| Try it |
State how many lines in the listing below include the word "save", and add nothing besides the number.

| Records shown |
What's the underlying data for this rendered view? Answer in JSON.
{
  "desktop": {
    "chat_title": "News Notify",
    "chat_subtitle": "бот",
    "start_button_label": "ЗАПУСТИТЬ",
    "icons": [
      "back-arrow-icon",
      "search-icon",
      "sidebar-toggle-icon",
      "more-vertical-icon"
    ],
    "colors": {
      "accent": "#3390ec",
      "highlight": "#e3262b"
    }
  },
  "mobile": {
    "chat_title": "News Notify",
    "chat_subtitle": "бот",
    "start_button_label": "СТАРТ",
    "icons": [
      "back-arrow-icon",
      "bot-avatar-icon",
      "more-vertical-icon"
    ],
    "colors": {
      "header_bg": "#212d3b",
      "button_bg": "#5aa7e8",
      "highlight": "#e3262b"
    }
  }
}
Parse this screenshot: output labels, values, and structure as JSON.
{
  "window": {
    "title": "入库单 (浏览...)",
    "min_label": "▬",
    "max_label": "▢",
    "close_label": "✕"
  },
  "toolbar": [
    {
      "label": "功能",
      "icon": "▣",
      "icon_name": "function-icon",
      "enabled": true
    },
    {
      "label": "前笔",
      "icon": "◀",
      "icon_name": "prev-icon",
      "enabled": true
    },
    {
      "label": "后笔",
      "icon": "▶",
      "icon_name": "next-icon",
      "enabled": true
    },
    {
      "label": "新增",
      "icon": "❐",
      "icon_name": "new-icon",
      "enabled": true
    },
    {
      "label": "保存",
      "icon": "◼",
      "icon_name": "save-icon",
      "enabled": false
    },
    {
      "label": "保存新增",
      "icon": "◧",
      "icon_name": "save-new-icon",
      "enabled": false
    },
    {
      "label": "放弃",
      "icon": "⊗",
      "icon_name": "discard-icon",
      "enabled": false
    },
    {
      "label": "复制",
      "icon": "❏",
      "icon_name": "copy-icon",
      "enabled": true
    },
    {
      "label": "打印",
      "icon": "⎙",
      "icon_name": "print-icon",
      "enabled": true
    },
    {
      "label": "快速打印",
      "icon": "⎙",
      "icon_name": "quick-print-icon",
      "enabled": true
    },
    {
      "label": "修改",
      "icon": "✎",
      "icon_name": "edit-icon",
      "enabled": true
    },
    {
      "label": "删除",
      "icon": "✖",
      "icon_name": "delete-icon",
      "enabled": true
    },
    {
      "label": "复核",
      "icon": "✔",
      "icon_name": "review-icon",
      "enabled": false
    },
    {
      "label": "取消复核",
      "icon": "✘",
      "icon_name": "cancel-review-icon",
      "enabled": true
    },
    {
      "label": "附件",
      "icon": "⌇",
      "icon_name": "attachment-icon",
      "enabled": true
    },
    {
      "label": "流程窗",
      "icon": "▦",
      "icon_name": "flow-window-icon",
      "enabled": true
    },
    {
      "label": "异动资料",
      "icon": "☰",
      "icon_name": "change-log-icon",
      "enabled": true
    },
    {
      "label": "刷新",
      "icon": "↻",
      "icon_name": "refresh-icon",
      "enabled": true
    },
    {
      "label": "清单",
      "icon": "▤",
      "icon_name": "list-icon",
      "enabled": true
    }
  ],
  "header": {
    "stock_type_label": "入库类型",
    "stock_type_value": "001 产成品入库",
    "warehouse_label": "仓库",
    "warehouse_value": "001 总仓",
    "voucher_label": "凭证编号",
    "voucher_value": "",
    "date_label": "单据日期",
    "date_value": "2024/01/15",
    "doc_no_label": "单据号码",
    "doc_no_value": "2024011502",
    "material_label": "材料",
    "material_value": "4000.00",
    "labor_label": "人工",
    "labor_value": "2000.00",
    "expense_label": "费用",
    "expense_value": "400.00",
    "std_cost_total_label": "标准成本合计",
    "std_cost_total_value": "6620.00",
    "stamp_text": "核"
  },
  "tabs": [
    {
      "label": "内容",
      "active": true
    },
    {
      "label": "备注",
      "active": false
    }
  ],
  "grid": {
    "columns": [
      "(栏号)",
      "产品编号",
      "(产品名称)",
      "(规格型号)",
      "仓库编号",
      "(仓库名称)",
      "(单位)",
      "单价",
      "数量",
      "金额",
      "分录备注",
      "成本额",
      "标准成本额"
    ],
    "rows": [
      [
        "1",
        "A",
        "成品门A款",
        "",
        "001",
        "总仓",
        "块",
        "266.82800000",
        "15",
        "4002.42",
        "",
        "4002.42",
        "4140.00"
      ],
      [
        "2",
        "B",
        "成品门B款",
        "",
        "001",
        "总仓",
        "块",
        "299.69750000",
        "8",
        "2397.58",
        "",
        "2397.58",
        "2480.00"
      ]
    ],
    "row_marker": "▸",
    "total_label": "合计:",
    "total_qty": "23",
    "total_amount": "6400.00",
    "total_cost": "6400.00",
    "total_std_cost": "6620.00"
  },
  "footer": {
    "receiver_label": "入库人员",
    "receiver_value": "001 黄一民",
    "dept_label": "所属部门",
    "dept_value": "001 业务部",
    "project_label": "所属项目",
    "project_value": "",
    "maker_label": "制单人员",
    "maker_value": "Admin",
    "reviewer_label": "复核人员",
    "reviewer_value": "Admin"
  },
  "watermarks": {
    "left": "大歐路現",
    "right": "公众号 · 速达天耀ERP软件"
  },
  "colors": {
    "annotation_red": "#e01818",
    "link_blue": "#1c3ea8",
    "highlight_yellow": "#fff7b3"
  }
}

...

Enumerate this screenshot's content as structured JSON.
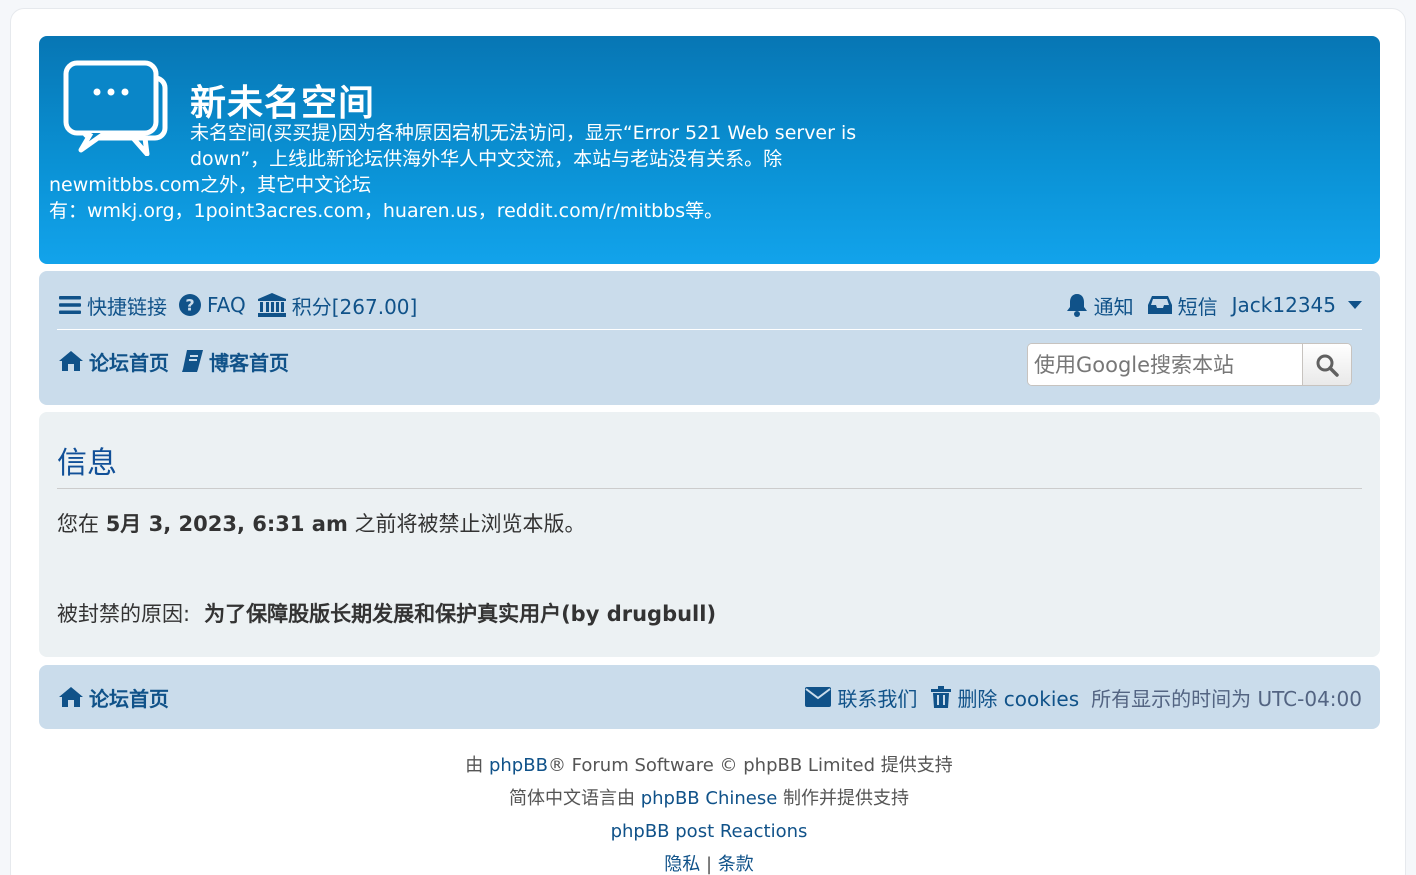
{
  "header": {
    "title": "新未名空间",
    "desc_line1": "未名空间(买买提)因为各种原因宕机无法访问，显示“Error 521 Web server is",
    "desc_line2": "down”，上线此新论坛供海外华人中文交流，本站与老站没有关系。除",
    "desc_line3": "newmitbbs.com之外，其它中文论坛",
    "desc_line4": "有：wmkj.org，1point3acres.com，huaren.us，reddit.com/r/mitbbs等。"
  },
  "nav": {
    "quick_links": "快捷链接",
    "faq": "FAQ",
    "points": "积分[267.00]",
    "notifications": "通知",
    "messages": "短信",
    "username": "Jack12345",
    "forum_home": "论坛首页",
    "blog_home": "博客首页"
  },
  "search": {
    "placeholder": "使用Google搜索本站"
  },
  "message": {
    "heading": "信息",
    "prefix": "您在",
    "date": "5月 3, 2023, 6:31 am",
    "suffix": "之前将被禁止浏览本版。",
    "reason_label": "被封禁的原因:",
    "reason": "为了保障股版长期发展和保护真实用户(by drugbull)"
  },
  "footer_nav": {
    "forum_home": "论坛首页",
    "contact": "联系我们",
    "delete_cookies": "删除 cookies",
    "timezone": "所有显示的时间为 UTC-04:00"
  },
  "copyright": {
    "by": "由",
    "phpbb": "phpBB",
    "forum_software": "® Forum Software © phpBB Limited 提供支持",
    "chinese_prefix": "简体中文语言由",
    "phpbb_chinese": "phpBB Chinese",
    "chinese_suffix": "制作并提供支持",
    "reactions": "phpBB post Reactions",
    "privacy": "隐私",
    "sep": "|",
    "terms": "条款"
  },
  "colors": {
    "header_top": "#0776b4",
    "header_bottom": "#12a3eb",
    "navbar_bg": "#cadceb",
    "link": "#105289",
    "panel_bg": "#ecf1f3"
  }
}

| Task answer |
2